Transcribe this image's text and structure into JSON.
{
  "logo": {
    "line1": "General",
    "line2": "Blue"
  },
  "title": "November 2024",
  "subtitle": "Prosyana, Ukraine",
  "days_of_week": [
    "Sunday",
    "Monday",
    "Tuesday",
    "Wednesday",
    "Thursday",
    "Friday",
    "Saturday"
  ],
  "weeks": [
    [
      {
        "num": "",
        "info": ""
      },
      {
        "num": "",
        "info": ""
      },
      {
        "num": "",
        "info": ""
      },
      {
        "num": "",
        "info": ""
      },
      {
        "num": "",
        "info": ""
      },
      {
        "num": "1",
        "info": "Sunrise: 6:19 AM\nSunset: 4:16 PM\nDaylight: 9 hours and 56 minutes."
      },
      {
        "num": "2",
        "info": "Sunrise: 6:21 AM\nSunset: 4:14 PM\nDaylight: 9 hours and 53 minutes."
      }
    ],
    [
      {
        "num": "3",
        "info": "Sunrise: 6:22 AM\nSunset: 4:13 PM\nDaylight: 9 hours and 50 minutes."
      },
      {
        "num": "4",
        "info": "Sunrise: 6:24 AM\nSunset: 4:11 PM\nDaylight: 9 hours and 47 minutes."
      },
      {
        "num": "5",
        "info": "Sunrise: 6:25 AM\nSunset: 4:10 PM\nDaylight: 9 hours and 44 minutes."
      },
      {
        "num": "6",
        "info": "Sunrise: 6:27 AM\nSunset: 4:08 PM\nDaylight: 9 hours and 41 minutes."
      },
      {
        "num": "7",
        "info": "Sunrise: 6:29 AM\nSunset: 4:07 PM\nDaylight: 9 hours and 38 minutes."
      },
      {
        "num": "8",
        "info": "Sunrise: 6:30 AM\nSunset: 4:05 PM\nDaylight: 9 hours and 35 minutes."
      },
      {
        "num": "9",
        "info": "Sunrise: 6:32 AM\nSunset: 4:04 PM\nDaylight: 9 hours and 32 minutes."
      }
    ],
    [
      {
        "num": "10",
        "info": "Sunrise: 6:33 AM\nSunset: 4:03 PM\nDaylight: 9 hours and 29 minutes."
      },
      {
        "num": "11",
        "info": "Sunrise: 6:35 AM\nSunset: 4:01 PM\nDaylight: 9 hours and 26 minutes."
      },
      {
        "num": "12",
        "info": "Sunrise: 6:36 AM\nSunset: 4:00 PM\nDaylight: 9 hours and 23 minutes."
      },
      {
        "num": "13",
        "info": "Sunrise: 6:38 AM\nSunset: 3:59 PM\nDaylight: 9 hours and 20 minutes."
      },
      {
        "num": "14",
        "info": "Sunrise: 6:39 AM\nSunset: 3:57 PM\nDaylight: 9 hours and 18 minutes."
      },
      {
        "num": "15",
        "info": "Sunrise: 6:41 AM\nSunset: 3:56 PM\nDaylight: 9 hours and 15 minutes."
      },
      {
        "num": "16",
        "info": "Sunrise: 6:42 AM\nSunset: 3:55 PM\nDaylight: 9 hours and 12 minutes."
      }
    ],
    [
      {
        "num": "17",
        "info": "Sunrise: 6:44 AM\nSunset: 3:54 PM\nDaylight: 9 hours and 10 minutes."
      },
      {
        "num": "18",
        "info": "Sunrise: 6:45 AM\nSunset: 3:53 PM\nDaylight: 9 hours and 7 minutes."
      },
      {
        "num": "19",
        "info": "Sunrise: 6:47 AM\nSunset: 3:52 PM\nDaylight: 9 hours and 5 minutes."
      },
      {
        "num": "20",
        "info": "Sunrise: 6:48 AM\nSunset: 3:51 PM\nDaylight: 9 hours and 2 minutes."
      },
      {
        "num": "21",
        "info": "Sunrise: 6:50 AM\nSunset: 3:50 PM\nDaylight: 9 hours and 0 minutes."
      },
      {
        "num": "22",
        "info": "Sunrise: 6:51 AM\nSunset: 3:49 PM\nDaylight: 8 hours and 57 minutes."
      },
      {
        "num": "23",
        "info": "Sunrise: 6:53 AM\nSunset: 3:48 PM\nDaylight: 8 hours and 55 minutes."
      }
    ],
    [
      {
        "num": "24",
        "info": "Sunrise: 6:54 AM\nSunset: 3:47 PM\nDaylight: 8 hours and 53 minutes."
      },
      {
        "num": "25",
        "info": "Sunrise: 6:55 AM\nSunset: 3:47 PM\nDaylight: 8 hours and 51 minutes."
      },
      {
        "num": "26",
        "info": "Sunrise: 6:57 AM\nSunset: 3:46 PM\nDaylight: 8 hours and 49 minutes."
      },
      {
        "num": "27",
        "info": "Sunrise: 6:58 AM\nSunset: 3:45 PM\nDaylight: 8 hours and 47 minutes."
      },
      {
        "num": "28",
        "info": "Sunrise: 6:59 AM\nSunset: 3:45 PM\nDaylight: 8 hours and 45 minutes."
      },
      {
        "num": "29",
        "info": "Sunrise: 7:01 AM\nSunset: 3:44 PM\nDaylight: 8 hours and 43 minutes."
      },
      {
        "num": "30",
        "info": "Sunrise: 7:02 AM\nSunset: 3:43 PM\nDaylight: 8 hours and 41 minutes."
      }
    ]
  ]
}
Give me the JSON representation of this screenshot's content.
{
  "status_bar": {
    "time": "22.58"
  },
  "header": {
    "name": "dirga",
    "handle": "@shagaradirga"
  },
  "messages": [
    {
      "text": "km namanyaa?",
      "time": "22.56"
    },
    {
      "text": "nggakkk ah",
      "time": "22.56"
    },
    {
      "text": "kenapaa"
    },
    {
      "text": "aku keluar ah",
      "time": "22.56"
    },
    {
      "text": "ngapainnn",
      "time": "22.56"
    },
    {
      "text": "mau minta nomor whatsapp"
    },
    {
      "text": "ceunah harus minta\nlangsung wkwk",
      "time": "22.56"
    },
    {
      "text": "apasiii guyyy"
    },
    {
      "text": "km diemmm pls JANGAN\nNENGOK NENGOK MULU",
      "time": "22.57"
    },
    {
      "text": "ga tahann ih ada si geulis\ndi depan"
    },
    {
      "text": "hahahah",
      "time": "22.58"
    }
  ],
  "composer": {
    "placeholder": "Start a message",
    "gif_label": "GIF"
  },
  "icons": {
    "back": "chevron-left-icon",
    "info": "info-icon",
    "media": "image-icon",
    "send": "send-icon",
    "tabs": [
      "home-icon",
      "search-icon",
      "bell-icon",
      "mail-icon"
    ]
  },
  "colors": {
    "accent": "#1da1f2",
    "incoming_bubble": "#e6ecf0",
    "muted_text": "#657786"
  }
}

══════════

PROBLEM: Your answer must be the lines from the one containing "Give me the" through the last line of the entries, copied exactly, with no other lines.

OUTPUT:
Give me the JSON representation of this screenshot's content.
{
  "status_bar": {
    "time": "22.58"
  },
  "header": {
    "name": "dirga",
    "handle": "@shagaradirga"
  },
  "messages": [
    {
      "text": "km namanyaa?",
      "time": "22.56"
    },
    {
      "text": "nggakkk ah",
      "time": "22.56"
    },
    {
      "text": "kenapaa"
    },
    {
      "text": "aku keluar ah",
      "time": "22.56"
    },
    {
      "text": "ngapainnn",
      "time": "22.56"
    },
    {
      "text": "mau minta nomor whatsapp"
    },
    {
      "text": "ceunah harus minta\nlangsung wkwk",
      "time": "22.56"
    },
    {
      "text": "apasiii guyyy"
    },
    {
      "text": "km diemmm pls JANGAN\nNENGOK NENGOK MULU",
      "time": "22.57"
    },
    {
      "text": "ga tahann ih ada si geulis\ndi depan"
    },
    {
      "text": "hahahah",
      "time": "22.58"
    }
  ],
  "composer": {
    "placeholder": "Start a message",
    "gif_label": "GIF"
  },
  "icons": {
    "back": "chevron-left-icon",
    "info": "info-icon",
    "media": "image-icon",
    "send": "send-icon",
    "tabs": [
      "home-icon",
      "search-icon",
      "bell-icon",
      "mail-icon"
    ]
  },
  "colors": {
    "accent": "#1da1f2",
    "incoming_bubble": "#e6ecf0",
    "muted_text": "#657786"
  }
}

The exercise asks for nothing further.